Mobilize community partnerships to identify and solve health problems, develop policies and plans that support individual and community health efforts, enforce laws and regulations that protect health and ensure safety.

Link people to needed personal health services and ensure the provision of health care when otherwise unavailable, ensure a competent public health and personal health care workforce.

Evaluate effectiveness, accessibility, and quality of personal and population-based health services.

Research new insights and innovative solutions to health problems

Q: How can people learn more about services in the Nursing Bureau?

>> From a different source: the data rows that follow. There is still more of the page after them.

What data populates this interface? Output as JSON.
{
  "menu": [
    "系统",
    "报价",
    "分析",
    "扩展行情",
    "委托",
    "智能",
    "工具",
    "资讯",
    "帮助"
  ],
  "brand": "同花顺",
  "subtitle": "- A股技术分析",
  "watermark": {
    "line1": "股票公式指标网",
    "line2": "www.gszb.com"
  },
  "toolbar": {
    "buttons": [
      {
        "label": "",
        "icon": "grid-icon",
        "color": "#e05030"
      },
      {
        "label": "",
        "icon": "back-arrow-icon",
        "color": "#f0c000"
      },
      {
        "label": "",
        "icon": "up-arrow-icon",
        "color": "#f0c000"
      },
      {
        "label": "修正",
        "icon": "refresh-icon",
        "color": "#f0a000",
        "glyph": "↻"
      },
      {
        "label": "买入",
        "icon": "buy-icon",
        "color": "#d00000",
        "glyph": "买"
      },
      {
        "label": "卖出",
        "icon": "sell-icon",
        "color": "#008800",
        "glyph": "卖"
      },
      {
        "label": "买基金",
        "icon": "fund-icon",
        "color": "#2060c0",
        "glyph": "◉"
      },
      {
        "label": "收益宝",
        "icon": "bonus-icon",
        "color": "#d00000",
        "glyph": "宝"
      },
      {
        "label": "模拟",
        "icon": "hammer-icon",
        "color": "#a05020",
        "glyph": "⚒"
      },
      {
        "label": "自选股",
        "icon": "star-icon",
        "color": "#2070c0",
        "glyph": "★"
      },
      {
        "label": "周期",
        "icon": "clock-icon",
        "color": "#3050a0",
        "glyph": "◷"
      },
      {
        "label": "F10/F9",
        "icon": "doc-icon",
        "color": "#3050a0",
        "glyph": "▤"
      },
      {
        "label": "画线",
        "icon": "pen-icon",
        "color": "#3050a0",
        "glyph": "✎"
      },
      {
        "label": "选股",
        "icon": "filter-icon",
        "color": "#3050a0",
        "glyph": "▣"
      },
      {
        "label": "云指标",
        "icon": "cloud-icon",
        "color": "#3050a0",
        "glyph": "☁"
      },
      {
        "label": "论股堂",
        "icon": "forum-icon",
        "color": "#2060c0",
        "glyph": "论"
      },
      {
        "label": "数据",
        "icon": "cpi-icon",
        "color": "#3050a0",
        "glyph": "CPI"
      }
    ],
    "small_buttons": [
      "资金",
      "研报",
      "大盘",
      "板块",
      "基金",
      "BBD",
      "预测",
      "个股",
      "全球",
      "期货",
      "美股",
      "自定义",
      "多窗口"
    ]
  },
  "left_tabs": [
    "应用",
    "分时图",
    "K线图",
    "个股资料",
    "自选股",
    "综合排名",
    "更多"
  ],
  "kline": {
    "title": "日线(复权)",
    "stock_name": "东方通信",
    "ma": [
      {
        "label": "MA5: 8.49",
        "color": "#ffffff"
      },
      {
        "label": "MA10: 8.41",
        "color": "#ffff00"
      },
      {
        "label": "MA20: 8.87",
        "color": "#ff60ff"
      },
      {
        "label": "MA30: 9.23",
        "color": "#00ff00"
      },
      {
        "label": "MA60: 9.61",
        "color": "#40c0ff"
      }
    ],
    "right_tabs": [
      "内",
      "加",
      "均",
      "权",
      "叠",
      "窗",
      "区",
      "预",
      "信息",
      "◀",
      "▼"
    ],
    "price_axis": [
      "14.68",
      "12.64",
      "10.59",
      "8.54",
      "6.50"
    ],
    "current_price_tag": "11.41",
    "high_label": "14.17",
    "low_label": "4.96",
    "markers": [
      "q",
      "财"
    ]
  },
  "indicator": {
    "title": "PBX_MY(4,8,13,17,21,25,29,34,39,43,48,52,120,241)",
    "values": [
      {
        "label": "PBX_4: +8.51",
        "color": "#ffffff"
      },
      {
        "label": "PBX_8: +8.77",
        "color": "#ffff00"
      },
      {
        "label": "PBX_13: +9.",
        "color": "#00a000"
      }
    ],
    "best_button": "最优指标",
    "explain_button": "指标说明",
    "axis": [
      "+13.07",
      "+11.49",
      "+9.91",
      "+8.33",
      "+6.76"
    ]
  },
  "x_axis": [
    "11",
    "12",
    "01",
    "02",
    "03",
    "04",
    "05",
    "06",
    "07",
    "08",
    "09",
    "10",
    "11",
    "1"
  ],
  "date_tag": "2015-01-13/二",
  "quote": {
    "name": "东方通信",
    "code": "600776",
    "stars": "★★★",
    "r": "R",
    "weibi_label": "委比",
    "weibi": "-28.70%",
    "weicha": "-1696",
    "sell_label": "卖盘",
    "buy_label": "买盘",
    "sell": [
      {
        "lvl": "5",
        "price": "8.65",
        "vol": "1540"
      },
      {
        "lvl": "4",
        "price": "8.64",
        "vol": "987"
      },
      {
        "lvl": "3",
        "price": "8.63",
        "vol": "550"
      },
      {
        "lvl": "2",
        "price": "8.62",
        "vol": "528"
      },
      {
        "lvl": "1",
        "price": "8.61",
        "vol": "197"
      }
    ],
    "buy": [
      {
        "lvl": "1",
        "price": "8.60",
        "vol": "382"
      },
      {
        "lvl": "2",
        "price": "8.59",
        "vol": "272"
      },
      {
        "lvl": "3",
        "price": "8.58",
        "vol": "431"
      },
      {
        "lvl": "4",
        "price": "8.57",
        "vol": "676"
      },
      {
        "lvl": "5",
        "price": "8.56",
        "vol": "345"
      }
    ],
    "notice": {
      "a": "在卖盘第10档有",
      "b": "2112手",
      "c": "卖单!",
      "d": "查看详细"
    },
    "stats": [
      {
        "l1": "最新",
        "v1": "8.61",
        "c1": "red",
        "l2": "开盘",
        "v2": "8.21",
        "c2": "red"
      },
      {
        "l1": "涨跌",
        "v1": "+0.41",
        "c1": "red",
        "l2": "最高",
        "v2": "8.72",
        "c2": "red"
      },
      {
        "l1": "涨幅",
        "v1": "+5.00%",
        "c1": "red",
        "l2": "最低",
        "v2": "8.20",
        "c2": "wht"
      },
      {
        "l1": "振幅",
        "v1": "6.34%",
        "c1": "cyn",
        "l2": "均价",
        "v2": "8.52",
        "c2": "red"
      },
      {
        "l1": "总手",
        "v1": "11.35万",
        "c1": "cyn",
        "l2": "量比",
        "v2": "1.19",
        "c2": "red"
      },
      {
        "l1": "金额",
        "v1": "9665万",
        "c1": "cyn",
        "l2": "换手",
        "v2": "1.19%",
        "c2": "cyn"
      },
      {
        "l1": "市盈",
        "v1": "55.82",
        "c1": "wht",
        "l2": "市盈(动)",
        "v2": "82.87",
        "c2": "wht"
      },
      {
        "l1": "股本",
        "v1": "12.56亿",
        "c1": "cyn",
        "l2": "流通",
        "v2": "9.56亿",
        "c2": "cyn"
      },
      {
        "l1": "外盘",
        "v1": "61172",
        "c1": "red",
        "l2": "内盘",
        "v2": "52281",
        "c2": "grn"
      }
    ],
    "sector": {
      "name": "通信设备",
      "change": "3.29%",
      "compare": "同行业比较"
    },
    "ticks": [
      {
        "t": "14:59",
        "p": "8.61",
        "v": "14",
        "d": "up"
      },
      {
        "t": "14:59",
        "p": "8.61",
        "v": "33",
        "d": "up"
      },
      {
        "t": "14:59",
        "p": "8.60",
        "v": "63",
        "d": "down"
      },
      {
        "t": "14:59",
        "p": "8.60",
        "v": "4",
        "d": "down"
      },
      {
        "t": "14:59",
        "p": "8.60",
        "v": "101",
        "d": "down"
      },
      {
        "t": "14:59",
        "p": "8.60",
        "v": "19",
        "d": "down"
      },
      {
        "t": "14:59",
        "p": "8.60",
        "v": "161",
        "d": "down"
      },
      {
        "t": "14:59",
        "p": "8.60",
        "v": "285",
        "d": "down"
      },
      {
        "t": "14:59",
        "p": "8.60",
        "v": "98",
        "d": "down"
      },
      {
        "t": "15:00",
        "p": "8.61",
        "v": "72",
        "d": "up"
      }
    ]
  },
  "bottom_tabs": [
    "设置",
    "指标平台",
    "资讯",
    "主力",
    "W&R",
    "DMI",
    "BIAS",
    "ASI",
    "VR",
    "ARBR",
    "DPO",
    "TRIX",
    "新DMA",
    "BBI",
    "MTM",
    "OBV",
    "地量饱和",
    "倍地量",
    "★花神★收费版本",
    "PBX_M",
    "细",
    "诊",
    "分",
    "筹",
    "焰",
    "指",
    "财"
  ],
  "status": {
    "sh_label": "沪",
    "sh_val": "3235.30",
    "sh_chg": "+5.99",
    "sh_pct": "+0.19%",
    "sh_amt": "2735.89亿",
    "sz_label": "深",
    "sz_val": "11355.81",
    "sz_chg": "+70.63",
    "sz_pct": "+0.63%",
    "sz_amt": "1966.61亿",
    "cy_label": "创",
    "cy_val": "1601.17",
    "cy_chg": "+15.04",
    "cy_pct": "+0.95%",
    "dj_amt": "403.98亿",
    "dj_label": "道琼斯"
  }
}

A: People can visit our web pages by visiting They can also call 410-876-4900 for more information.